Dataset rows describing interfaces:
--- START ---
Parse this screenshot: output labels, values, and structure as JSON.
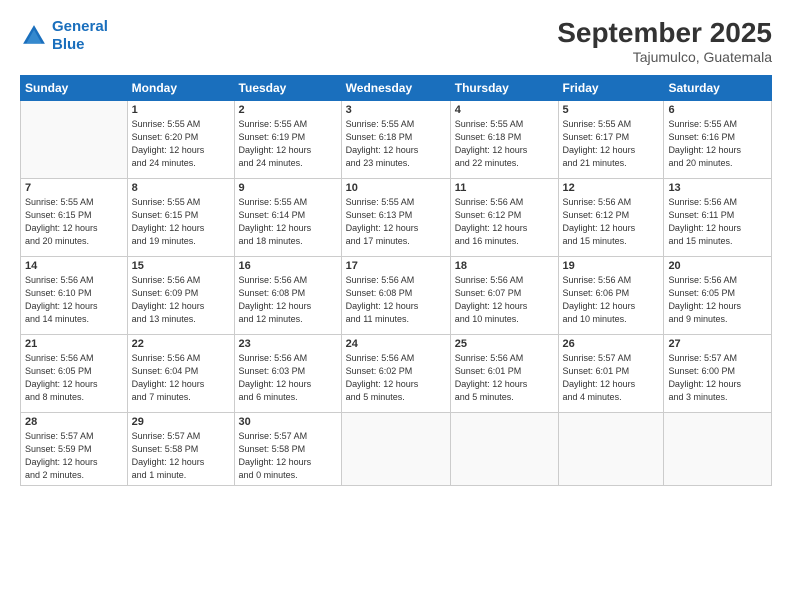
{
  "header": {
    "logo_line1": "General",
    "logo_line2": "Blue",
    "month_title": "September 2025",
    "location": "Tajumulco, Guatemala"
  },
  "weekdays": [
    "Sunday",
    "Monday",
    "Tuesday",
    "Wednesday",
    "Thursday",
    "Friday",
    "Saturday"
  ],
  "weeks": [
    [
      {
        "day": "",
        "info": ""
      },
      {
        "day": "1",
        "info": "Sunrise: 5:55 AM\nSunset: 6:20 PM\nDaylight: 12 hours\nand 24 minutes."
      },
      {
        "day": "2",
        "info": "Sunrise: 5:55 AM\nSunset: 6:19 PM\nDaylight: 12 hours\nand 24 minutes."
      },
      {
        "day": "3",
        "info": "Sunrise: 5:55 AM\nSunset: 6:18 PM\nDaylight: 12 hours\nand 23 minutes."
      },
      {
        "day": "4",
        "info": "Sunrise: 5:55 AM\nSunset: 6:18 PM\nDaylight: 12 hours\nand 22 minutes."
      },
      {
        "day": "5",
        "info": "Sunrise: 5:55 AM\nSunset: 6:17 PM\nDaylight: 12 hours\nand 21 minutes."
      },
      {
        "day": "6",
        "info": "Sunrise: 5:55 AM\nSunset: 6:16 PM\nDaylight: 12 hours\nand 20 minutes."
      }
    ],
    [
      {
        "day": "7",
        "info": "Sunrise: 5:55 AM\nSunset: 6:15 PM\nDaylight: 12 hours\nand 20 minutes."
      },
      {
        "day": "8",
        "info": "Sunrise: 5:55 AM\nSunset: 6:15 PM\nDaylight: 12 hours\nand 19 minutes."
      },
      {
        "day": "9",
        "info": "Sunrise: 5:55 AM\nSunset: 6:14 PM\nDaylight: 12 hours\nand 18 minutes."
      },
      {
        "day": "10",
        "info": "Sunrise: 5:55 AM\nSunset: 6:13 PM\nDaylight: 12 hours\nand 17 minutes."
      },
      {
        "day": "11",
        "info": "Sunrise: 5:56 AM\nSunset: 6:12 PM\nDaylight: 12 hours\nand 16 minutes."
      },
      {
        "day": "12",
        "info": "Sunrise: 5:56 AM\nSunset: 6:12 PM\nDaylight: 12 hours\nand 15 minutes."
      },
      {
        "day": "13",
        "info": "Sunrise: 5:56 AM\nSunset: 6:11 PM\nDaylight: 12 hours\nand 15 minutes."
      }
    ],
    [
      {
        "day": "14",
        "info": "Sunrise: 5:56 AM\nSunset: 6:10 PM\nDaylight: 12 hours\nand 14 minutes."
      },
      {
        "day": "15",
        "info": "Sunrise: 5:56 AM\nSunset: 6:09 PM\nDaylight: 12 hours\nand 13 minutes."
      },
      {
        "day": "16",
        "info": "Sunrise: 5:56 AM\nSunset: 6:08 PM\nDaylight: 12 hours\nand 12 minutes."
      },
      {
        "day": "17",
        "info": "Sunrise: 5:56 AM\nSunset: 6:08 PM\nDaylight: 12 hours\nand 11 minutes."
      },
      {
        "day": "18",
        "info": "Sunrise: 5:56 AM\nSunset: 6:07 PM\nDaylight: 12 hours\nand 10 minutes."
      },
      {
        "day": "19",
        "info": "Sunrise: 5:56 AM\nSunset: 6:06 PM\nDaylight: 12 hours\nand 10 minutes."
      },
      {
        "day": "20",
        "info": "Sunrise: 5:56 AM\nSunset: 6:05 PM\nDaylight: 12 hours\nand 9 minutes."
      }
    ],
    [
      {
        "day": "21",
        "info": "Sunrise: 5:56 AM\nSunset: 6:05 PM\nDaylight: 12 hours\nand 8 minutes."
      },
      {
        "day": "22",
        "info": "Sunrise: 5:56 AM\nSunset: 6:04 PM\nDaylight: 12 hours\nand 7 minutes."
      },
      {
        "day": "23",
        "info": "Sunrise: 5:56 AM\nSunset: 6:03 PM\nDaylight: 12 hours\nand 6 minutes."
      },
      {
        "day": "24",
        "info": "Sunrise: 5:56 AM\nSunset: 6:02 PM\nDaylight: 12 hours\nand 5 minutes."
      },
      {
        "day": "25",
        "info": "Sunrise: 5:56 AM\nSunset: 6:01 PM\nDaylight: 12 hours\nand 5 minutes."
      },
      {
        "day": "26",
        "info": "Sunrise: 5:57 AM\nSunset: 6:01 PM\nDaylight: 12 hours\nand 4 minutes."
      },
      {
        "day": "27",
        "info": "Sunrise: 5:57 AM\nSunset: 6:00 PM\nDaylight: 12 hours\nand 3 minutes."
      }
    ],
    [
      {
        "day": "28",
        "info": "Sunrise: 5:57 AM\nSunset: 5:59 PM\nDaylight: 12 hours\nand 2 minutes."
      },
      {
        "day": "29",
        "info": "Sunrise: 5:57 AM\nSunset: 5:58 PM\nDaylight: 12 hours\nand 1 minute."
      },
      {
        "day": "30",
        "info": "Sunrise: 5:57 AM\nSunset: 5:58 PM\nDaylight: 12 hours\nand 0 minutes."
      },
      {
        "day": "",
        "info": ""
      },
      {
        "day": "",
        "info": ""
      },
      {
        "day": "",
        "info": ""
      },
      {
        "day": "",
        "info": ""
      }
    ]
  ]
}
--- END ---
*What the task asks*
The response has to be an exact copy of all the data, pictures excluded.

*Output of the task*
Parse this screenshot: output labels, values, and structure as JSON.
{
  "header": {
    "logo_line1": "General",
    "logo_line2": "Blue",
    "month_title": "September 2025",
    "location": "Tajumulco, Guatemala"
  },
  "weekdays": [
    "Sunday",
    "Monday",
    "Tuesday",
    "Wednesday",
    "Thursday",
    "Friday",
    "Saturday"
  ],
  "weeks": [
    [
      {
        "day": "",
        "info": ""
      },
      {
        "day": "1",
        "info": "Sunrise: 5:55 AM\nSunset: 6:20 PM\nDaylight: 12 hours\nand 24 minutes."
      },
      {
        "day": "2",
        "info": "Sunrise: 5:55 AM\nSunset: 6:19 PM\nDaylight: 12 hours\nand 24 minutes."
      },
      {
        "day": "3",
        "info": "Sunrise: 5:55 AM\nSunset: 6:18 PM\nDaylight: 12 hours\nand 23 minutes."
      },
      {
        "day": "4",
        "info": "Sunrise: 5:55 AM\nSunset: 6:18 PM\nDaylight: 12 hours\nand 22 minutes."
      },
      {
        "day": "5",
        "info": "Sunrise: 5:55 AM\nSunset: 6:17 PM\nDaylight: 12 hours\nand 21 minutes."
      },
      {
        "day": "6",
        "info": "Sunrise: 5:55 AM\nSunset: 6:16 PM\nDaylight: 12 hours\nand 20 minutes."
      }
    ],
    [
      {
        "day": "7",
        "info": "Sunrise: 5:55 AM\nSunset: 6:15 PM\nDaylight: 12 hours\nand 20 minutes."
      },
      {
        "day": "8",
        "info": "Sunrise: 5:55 AM\nSunset: 6:15 PM\nDaylight: 12 hours\nand 19 minutes."
      },
      {
        "day": "9",
        "info": "Sunrise: 5:55 AM\nSunset: 6:14 PM\nDaylight: 12 hours\nand 18 minutes."
      },
      {
        "day": "10",
        "info": "Sunrise: 5:55 AM\nSunset: 6:13 PM\nDaylight: 12 hours\nand 17 minutes."
      },
      {
        "day": "11",
        "info": "Sunrise: 5:56 AM\nSunset: 6:12 PM\nDaylight: 12 hours\nand 16 minutes."
      },
      {
        "day": "12",
        "info": "Sunrise: 5:56 AM\nSunset: 6:12 PM\nDaylight: 12 hours\nand 15 minutes."
      },
      {
        "day": "13",
        "info": "Sunrise: 5:56 AM\nSunset: 6:11 PM\nDaylight: 12 hours\nand 15 minutes."
      }
    ],
    [
      {
        "day": "14",
        "info": "Sunrise: 5:56 AM\nSunset: 6:10 PM\nDaylight: 12 hours\nand 14 minutes."
      },
      {
        "day": "15",
        "info": "Sunrise: 5:56 AM\nSunset: 6:09 PM\nDaylight: 12 hours\nand 13 minutes."
      },
      {
        "day": "16",
        "info": "Sunrise: 5:56 AM\nSunset: 6:08 PM\nDaylight: 12 hours\nand 12 minutes."
      },
      {
        "day": "17",
        "info": "Sunrise: 5:56 AM\nSunset: 6:08 PM\nDaylight: 12 hours\nand 11 minutes."
      },
      {
        "day": "18",
        "info": "Sunrise: 5:56 AM\nSunset: 6:07 PM\nDaylight: 12 hours\nand 10 minutes."
      },
      {
        "day": "19",
        "info": "Sunrise: 5:56 AM\nSunset: 6:06 PM\nDaylight: 12 hours\nand 10 minutes."
      },
      {
        "day": "20",
        "info": "Sunrise: 5:56 AM\nSunset: 6:05 PM\nDaylight: 12 hours\nand 9 minutes."
      }
    ],
    [
      {
        "day": "21",
        "info": "Sunrise: 5:56 AM\nSunset: 6:05 PM\nDaylight: 12 hours\nand 8 minutes."
      },
      {
        "day": "22",
        "info": "Sunrise: 5:56 AM\nSunset: 6:04 PM\nDaylight: 12 hours\nand 7 minutes."
      },
      {
        "day": "23",
        "info": "Sunrise: 5:56 AM\nSunset: 6:03 PM\nDaylight: 12 hours\nand 6 minutes."
      },
      {
        "day": "24",
        "info": "Sunrise: 5:56 AM\nSunset: 6:02 PM\nDaylight: 12 hours\nand 5 minutes."
      },
      {
        "day": "25",
        "info": "Sunrise: 5:56 AM\nSunset: 6:01 PM\nDaylight: 12 hours\nand 5 minutes."
      },
      {
        "day": "26",
        "info": "Sunrise: 5:57 AM\nSunset: 6:01 PM\nDaylight: 12 hours\nand 4 minutes."
      },
      {
        "day": "27",
        "info": "Sunrise: 5:57 AM\nSunset: 6:00 PM\nDaylight: 12 hours\nand 3 minutes."
      }
    ],
    [
      {
        "day": "28",
        "info": "Sunrise: 5:57 AM\nSunset: 5:59 PM\nDaylight: 12 hours\nand 2 minutes."
      },
      {
        "day": "29",
        "info": "Sunrise: 5:57 AM\nSunset: 5:58 PM\nDaylight: 12 hours\nand 1 minute."
      },
      {
        "day": "30",
        "info": "Sunrise: 5:57 AM\nSunset: 5:58 PM\nDaylight: 12 hours\nand 0 minutes."
      },
      {
        "day": "",
        "info": ""
      },
      {
        "day": "",
        "info": ""
      },
      {
        "day": "",
        "info": ""
      },
      {
        "day": "",
        "info": ""
      }
    ]
  ]
}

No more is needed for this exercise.